If you ignore the footnotes in the articles of a genealogical journal, you will likely miss some of the power in the articles. Footnotes are like a secret second narrative in a scholarly work. Many of the footnotes refer to the sources the author used for gathering data. Others will contain interesting or useful insights that didn’t fit neatly into the body of the article. Delving into the sources contained in these references can even provide clues for continuing your own research.
A person could read a journal article, ignoring all footnotes, and still understand it. After all, the article is the sum of the sources, organized, mixed together in a specific order, baked, and served. Perhaps you could even say it is partially digested. But when you also study the sources, footnotes, and the accompanying commentary, your knowledge of the material and the research process can grow exponentially. Who knows but what one of the sources or research methods in an article will help you solve your own research problems.
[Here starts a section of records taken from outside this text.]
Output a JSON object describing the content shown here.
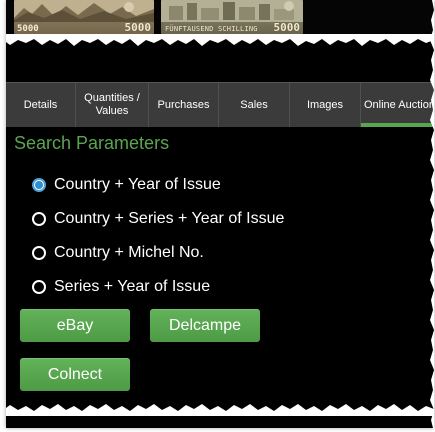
{
  "banknotes": [
    {
      "caption": "",
      "value_left": "5000",
      "value_right": "5000"
    },
    {
      "caption": "FÜNFTAUSEND SCHILLING",
      "value_left": "",
      "value_right": "5000"
    }
  ],
  "tabs": [
    {
      "label": "Details",
      "active": false
    },
    {
      "label": "Quantities / Values",
      "active": false
    },
    {
      "label": "Purchases",
      "active": false
    },
    {
      "label": "Sales",
      "active": false
    },
    {
      "label": "Images",
      "active": false
    },
    {
      "label": "Online Auction",
      "active": true
    }
  ],
  "section_title": "Search Parameters",
  "search_options": [
    {
      "label": "Country + Year of Issue",
      "selected": true
    },
    {
      "label": "Country + Series + Year of Issue",
      "selected": false
    },
    {
      "label": "Country + Michel No.",
      "selected": false
    },
    {
      "label": "Series + Year of Issue",
      "selected": false
    }
  ],
  "buttons": {
    "ebay": "eBay",
    "delcampe": "Delcampe",
    "colnect": "Colnect"
  },
  "colors": {
    "accent_green": "#5aa650",
    "radio_blue": "#2e8ece",
    "tab_bar": "#3b3b3b",
    "background": "#000000"
  }
}
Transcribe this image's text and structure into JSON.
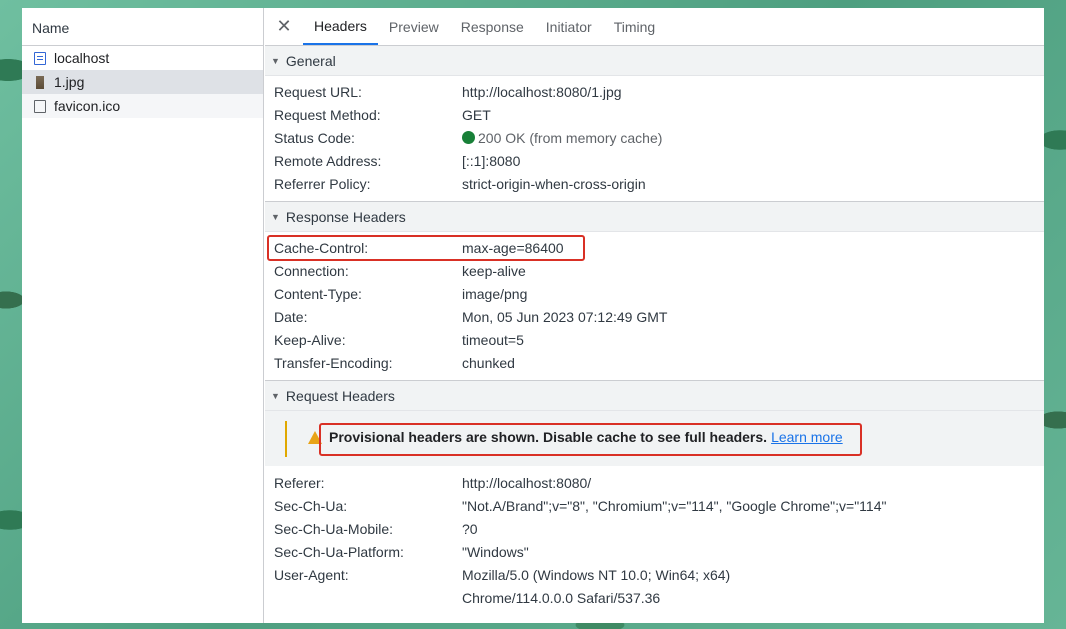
{
  "list": {
    "header": "Name",
    "items": [
      {
        "name": "localhost",
        "icon": "document-icon"
      },
      {
        "name": "1.jpg",
        "icon": "image-icon"
      },
      {
        "name": "favicon.ico",
        "icon": "blank-file-icon"
      }
    ]
  },
  "tabs": [
    "Headers",
    "Preview",
    "Response",
    "Initiator",
    "Timing"
  ],
  "general": {
    "title": "General",
    "rows": [
      {
        "key": "Request URL:",
        "value": "http://localhost:8080/1.jpg"
      },
      {
        "key": "Request Method:",
        "value": "GET"
      },
      {
        "key": "Status Code:",
        "value": "200 OK",
        "extra": "(from memory cache)"
      },
      {
        "key": "Remote Address:",
        "value": "[::1]:8080"
      },
      {
        "key": "Referrer Policy:",
        "value": "strict-origin-when-cross-origin"
      }
    ]
  },
  "response_headers": {
    "title": "Response Headers",
    "rows": [
      {
        "key": "Cache-Control:",
        "value": "max-age=86400"
      },
      {
        "key": "Connection:",
        "value": "keep-alive"
      },
      {
        "key": "Content-Type:",
        "value": "image/png"
      },
      {
        "key": "Date:",
        "value": "Mon, 05 Jun 2023 07:12:49 GMT"
      },
      {
        "key": "Keep-Alive:",
        "value": "timeout=5"
      },
      {
        "key": "Transfer-Encoding:",
        "value": "chunked"
      }
    ]
  },
  "request_headers": {
    "title": "Request Headers",
    "warning": "Provisional headers are shown. Disable cache to see full headers.",
    "learn_more": "Learn more",
    "rows": [
      {
        "key": "Referer:",
        "value": "http://localhost:8080/"
      },
      {
        "key": "Sec-Ch-Ua:",
        "value": "\"Not.A/Brand\";v=\"8\", \"Chromium\";v=\"114\", \"Google Chrome\";v=\"114\""
      },
      {
        "key": "Sec-Ch-Ua-Mobile:",
        "value": "?0"
      },
      {
        "key": "Sec-Ch-Ua-Platform:",
        "value": "\"Windows\""
      },
      {
        "key": "User-Agent:",
        "value": "Mozilla/5.0 (Windows NT 10.0; Win64; x64)"
      },
      {
        "key": "",
        "value": "Chrome/114.0.0.0 Safari/537.36"
      }
    ]
  },
  "colors": {
    "status_ok": "#188038",
    "highlight": "#d93025",
    "tab_accent": "#1a73e8",
    "warning": "#e8a317"
  }
}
Consider this a plea for you to see footnotes as an integral part of any article.